At AzureCon, a free virtual cloud-themed event, Microsoft today announced an upcoming Azure Container Service that brings the Apache Mesos cluster management technology to Docker deployments on the company’s cloud. The service, available in preview later this year, comes courtesy of a partnership with San Francisco-based Mesosphere.
“Rather than building our own [container orchestration technology], we’re taking what is popular in the market today,” Mike Schutz, general manager of Microsoft Cloud Platform, told eWEEK. In some respects, the upcoming Mesos-powered container management offering is emblematic of Docker’s growing popularity on Azure.
“Docker tooling has made it extremely easy to package and deploy Docker,” noted Schutz. “As customers started to deploy them into production, management and production at scale is something that they were looking for.”
Schutz also reported that enterprises are not just dabbling with Docker containers; they’re putting the technology through its paces using real-world, production workloads. “Docker’s popularity and use are increasing across customers of all sizes, not just startups,” he said.
Microsoft also announced today that Azure IoT Suite is now generally available. The offering bundles several “Azure-based services into a set of preconfigured solutions,” explained Schutz. Noting that “IoT projects are complex and take a long time to implement,” he said, the offering enables organizations to quickly start “connecting thousands or tens of thousands of devices” and kick off their Internet of things (IoT) projects and initiatives.
A key component of the Azure IoT Suite is its data analytics capabilities, particularly predictive analytics, said Schutz. He envisions a new breed of service and repair organizations that fix problems before they surface, preventing equipment failures and potentially harmful malfunctions. He said this is “predictive maintenance where we see an opportunity.”
The new Microsoft Azure Certified for IoT partner program, also announced today, guides customers to tested and certified third-party solutions. Partners include BeagleBone, Freescale, Intel, Raspberry Pi, Resin.io, Seeed Technology and Texas Instruments.
In terms of cloud security, Microsoft is providing improved visibility into customer environments with a new offering called Azure Security Center. “Think of it as a centralized service that gives customers security and control,” said Schutz.

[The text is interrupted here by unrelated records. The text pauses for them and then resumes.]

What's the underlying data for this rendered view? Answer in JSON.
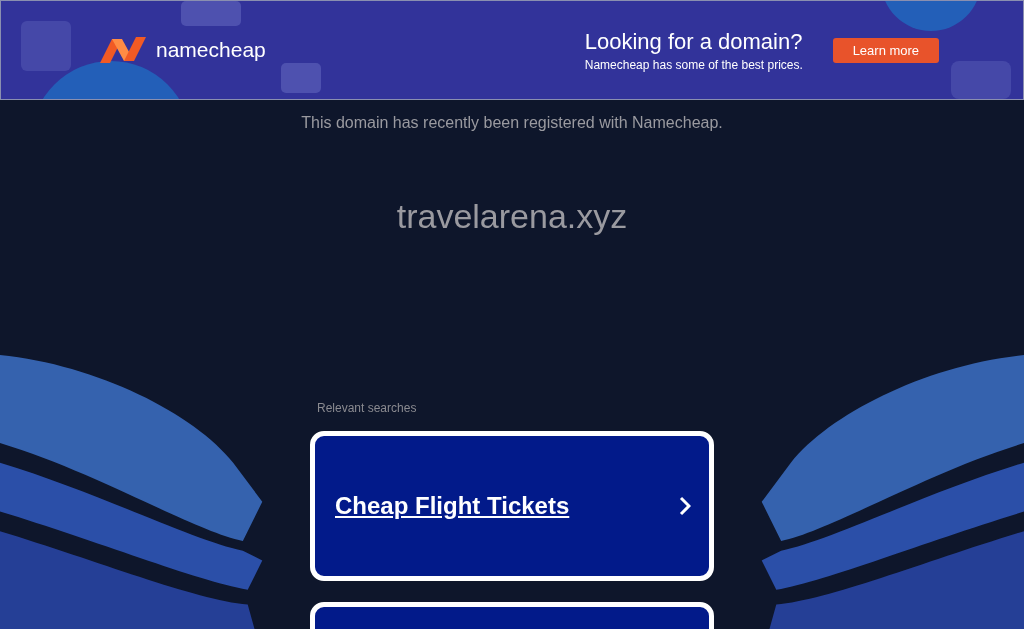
{
  "banner": {
    "logo_text": "namecheap",
    "headline": "Looking for a domain?",
    "subline": "Namecheap has some of the best prices.",
    "button": "Learn more"
  },
  "notice": "This domain has recently been registered with Namecheap.",
  "domain": "travelarena.xyz",
  "searches": {
    "heading": "Relevant searches",
    "items": [
      {
        "label": "Cheap Flight Tickets"
      }
    ]
  }
}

A unified dashboard enables administrators to set security policies and configure virtual machine firewalls or anti-malware. Using Microsoft’s own security intelligence data, the service provides threat-detection capabilities. Available later this year, Azure Security Center also “integrates with a number of partner solutions, like Trend Micro and Cisco,” Schutz said, allowing companies to extend their existing security investments.
Within the next few months, Microsoft plans to float a preview of N-series virtual machines powered by Nvidia graphical-processing units (GPUs). Amazon launched a similar offering in late-2013 called Amazon Elastic Compute Cloud (EC2) G2 instances.
Finally, the company announced the official launch of Microsoft Azure services in India. Three new Azure regions serve the populous country, Central India in Pune, South India in Chennai and West India in Mumbai, expanding Azure’s global footprint to a total of 24 cloud data center locations.